Depending on who you are, the Summer Solstice can represent many different things, whether it’s enjoying the extra long evening, visiting your nearest stone circle or maybe even dabbling in a bit of free love (if you’re into that sort of thing). But if you happen to be Kieran Hebden, aka Four Tet, the 2015 Summer Solstice meant the the surprise release of a new album.
Morning/Evening is an album of two halves. Quite literally. The record, totalling 40 minutes ostensibly consists of two tracks, “Morning” and “Evening” lasting roughly 20 minutes each. But this yin/yang approach proves to be a bit misleading, especially in the case of the first track.
“Morning” is wrapped in a loose blanket of airy found sounds with little flutters of sonics breezing in out of the frame calling to mind a fleeting dawn chorus before the track breaks into a tower of layered beats and loops.
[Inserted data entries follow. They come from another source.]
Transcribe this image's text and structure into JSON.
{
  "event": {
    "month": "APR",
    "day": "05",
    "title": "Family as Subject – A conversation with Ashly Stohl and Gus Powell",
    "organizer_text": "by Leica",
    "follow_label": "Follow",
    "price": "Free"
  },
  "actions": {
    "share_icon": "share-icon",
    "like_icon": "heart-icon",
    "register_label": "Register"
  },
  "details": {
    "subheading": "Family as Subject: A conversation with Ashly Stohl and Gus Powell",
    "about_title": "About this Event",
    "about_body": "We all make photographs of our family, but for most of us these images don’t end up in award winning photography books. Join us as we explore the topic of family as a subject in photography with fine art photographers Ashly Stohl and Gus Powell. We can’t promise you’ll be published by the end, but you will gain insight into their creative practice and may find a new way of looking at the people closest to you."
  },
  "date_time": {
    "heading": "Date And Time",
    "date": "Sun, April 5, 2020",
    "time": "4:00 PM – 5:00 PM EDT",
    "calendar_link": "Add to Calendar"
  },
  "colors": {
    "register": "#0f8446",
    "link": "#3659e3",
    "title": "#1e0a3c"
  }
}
As the track progresses it could easily have been split into three or four tracks which here, are rolled into a single movement.
But it’s Hebden’s decision to embed a scratchy Bollywood female vocal into the track that proves an inspired move. With this vital element “Morning” is immediately transformed into an evocative soundscape that feels as fresh as a balmy breeze.
“Evening” on the other hand takes a more claustrophobic approach. The track closes in with staccato runs of sticky bleeps that bounce around like atoms trying to reach escape velocity. Hebden cleverly echoes the melodic elements of the first track with subtle synth stabs and fragmented, crystalline textures, but the track never really moves beyond an elongated, house inspired chill-out session.
It’s clear that Morning/Evening has been inspired by, and tailored for, its respective times of day and this works well. But it feels like the majority of Hebden’s attention has gone into the first side resulting in an enjoyable, if front-loaded album.